Lines with the word "your" in them must be copied from the records below.
==*==
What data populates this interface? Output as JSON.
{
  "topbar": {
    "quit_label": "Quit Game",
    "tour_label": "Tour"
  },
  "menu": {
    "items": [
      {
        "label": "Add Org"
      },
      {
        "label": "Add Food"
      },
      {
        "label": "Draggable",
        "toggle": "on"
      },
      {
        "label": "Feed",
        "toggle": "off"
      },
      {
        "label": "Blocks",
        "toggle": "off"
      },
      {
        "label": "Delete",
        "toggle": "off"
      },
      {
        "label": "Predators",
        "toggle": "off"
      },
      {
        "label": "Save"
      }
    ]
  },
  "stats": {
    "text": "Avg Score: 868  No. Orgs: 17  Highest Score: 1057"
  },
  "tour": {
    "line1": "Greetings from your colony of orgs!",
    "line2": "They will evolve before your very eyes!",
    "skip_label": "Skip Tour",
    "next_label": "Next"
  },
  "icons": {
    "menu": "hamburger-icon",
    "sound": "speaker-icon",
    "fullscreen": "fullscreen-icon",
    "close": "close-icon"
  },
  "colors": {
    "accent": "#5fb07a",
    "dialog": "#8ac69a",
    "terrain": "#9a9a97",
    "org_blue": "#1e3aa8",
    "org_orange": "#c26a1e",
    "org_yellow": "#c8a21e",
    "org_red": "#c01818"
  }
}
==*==
[Written answer]
    "line1": "Greetings from your colony of orgs!",
    "line2": "They will evolve before your very eyes!",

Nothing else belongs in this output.